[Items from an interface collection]
________________
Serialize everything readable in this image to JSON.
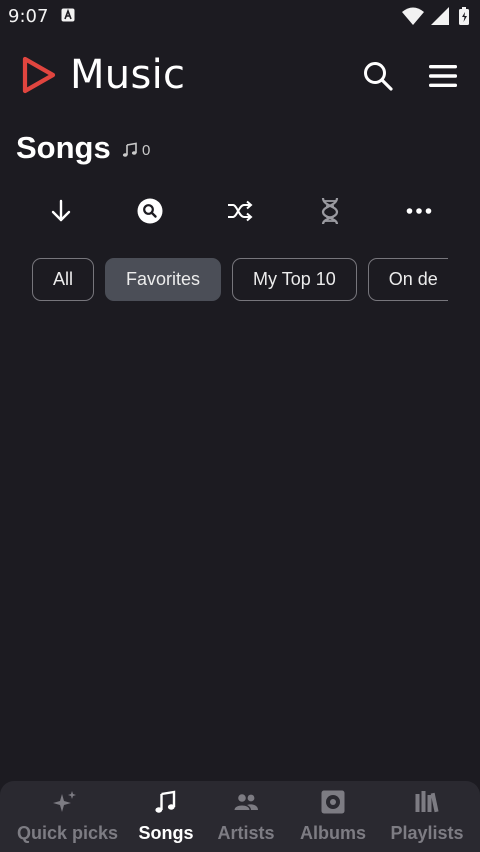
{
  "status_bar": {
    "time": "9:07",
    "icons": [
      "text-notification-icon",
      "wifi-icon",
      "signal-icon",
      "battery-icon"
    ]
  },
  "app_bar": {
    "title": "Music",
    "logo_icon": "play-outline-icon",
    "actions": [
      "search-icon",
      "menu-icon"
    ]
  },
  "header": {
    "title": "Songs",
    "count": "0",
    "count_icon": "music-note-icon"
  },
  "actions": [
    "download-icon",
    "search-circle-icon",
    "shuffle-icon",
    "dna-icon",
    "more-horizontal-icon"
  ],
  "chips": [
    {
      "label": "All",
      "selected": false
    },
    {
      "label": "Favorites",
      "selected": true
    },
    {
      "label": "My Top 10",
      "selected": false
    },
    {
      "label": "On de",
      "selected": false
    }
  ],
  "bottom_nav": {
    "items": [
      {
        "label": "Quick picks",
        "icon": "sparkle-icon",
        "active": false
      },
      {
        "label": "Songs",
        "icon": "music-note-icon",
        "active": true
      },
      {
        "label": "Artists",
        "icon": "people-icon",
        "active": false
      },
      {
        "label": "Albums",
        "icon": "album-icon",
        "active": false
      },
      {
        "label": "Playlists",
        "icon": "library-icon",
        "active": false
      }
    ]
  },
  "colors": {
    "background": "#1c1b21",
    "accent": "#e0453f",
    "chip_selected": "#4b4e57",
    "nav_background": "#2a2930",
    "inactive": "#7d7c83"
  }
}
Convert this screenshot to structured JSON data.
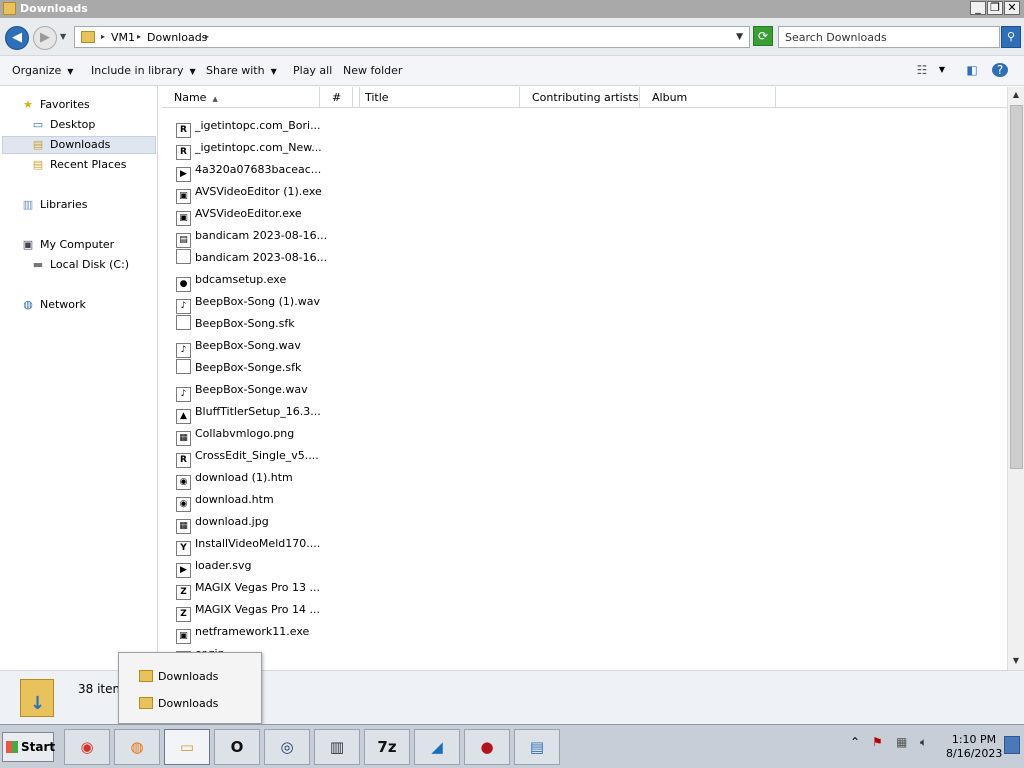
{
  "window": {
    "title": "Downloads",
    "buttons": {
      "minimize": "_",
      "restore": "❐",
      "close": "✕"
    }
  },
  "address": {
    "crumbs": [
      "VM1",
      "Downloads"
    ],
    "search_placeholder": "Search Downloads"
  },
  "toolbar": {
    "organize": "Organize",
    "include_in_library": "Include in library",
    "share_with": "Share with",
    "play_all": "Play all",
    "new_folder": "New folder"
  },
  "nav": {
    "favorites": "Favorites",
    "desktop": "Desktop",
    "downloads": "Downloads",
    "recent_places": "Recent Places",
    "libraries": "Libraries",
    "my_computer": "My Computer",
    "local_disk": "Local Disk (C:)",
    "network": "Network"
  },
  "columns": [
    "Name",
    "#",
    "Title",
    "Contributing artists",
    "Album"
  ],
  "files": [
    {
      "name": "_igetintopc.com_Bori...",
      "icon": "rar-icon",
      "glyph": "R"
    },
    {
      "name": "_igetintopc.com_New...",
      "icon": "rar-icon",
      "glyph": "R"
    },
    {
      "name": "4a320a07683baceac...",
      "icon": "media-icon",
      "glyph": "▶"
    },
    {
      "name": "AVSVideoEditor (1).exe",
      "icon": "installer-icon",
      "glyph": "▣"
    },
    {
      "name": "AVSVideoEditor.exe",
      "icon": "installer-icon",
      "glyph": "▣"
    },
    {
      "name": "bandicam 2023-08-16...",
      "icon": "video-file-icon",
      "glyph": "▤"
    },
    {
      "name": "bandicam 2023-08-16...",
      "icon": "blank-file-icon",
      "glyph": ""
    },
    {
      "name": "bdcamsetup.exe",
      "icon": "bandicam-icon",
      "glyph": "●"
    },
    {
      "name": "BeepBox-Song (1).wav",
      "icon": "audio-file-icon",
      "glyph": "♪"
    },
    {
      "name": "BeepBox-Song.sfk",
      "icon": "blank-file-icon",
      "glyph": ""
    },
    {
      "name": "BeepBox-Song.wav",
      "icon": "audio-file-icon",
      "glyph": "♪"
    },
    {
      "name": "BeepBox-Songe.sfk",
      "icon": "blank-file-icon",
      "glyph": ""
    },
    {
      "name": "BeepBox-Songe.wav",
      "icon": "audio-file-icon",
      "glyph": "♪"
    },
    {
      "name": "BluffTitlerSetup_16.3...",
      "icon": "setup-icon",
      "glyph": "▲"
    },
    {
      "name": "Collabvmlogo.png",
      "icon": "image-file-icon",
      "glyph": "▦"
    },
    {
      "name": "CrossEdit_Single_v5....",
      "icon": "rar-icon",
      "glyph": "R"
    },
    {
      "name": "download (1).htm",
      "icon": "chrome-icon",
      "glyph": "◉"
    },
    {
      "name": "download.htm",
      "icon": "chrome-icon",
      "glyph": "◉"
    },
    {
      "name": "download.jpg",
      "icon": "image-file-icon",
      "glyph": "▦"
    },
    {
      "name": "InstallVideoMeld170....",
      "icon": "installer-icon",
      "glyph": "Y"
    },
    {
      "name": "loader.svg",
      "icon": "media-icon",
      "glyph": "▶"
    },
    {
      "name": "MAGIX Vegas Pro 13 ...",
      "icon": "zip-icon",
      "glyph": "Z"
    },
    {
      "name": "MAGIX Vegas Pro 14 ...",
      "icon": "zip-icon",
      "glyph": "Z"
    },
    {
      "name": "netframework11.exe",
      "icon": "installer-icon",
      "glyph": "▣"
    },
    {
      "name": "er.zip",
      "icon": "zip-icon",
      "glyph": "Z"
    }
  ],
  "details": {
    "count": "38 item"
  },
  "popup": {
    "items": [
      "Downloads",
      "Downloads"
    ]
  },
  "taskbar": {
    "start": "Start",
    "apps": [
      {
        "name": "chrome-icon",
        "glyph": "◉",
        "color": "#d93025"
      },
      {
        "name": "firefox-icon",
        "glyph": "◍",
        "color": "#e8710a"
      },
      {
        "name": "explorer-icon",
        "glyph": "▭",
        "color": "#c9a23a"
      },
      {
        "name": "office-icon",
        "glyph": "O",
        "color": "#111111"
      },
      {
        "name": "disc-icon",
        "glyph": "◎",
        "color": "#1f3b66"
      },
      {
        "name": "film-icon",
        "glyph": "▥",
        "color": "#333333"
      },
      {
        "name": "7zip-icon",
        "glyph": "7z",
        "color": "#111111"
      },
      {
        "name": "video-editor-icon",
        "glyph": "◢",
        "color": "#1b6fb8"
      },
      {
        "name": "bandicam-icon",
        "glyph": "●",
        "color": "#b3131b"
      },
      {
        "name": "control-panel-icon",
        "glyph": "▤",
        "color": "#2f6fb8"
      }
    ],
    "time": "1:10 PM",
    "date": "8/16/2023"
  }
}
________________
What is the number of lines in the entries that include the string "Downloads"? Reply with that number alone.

6